= REQUIRED ACTION =
Count up the lines below containing the word "Code", and give the result with no other words.

#### INFORMATION

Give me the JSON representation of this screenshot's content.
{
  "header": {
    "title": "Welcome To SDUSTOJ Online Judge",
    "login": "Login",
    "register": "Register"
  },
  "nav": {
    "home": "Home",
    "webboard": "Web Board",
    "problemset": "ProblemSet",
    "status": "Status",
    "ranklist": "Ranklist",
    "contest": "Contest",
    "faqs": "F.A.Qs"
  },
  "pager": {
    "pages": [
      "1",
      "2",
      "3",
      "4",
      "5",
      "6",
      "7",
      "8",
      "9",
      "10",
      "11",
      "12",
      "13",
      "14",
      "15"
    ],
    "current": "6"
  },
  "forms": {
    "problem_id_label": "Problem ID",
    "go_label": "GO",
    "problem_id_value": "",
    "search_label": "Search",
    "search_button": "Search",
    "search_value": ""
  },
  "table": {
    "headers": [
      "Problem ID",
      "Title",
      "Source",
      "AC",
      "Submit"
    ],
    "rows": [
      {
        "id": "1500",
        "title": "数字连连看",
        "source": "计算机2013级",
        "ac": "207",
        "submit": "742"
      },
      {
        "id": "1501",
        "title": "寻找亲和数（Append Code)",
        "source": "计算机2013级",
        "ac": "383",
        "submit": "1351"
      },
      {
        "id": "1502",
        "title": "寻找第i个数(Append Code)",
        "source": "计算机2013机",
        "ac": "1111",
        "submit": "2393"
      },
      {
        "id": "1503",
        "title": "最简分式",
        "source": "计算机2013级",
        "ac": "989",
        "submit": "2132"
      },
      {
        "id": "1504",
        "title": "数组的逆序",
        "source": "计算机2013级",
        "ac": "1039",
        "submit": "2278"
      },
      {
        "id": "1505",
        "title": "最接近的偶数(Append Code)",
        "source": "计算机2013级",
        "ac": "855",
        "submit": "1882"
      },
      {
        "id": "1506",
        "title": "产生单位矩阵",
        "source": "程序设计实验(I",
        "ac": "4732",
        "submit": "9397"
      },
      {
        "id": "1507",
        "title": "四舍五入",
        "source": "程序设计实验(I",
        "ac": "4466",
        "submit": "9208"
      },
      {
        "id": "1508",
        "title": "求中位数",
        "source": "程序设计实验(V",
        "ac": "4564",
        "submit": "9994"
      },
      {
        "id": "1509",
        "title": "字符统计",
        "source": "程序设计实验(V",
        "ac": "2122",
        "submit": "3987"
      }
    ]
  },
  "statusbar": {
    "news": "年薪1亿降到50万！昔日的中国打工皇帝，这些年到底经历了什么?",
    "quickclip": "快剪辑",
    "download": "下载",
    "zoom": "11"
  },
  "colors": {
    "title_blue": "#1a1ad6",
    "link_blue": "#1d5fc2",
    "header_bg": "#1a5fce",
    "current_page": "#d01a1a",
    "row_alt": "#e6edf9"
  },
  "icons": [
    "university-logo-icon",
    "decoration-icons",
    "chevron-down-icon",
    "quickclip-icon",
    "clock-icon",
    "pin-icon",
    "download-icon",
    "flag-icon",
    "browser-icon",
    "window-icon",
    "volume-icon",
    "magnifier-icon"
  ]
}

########

= OUTPUT OF THE TASK =
3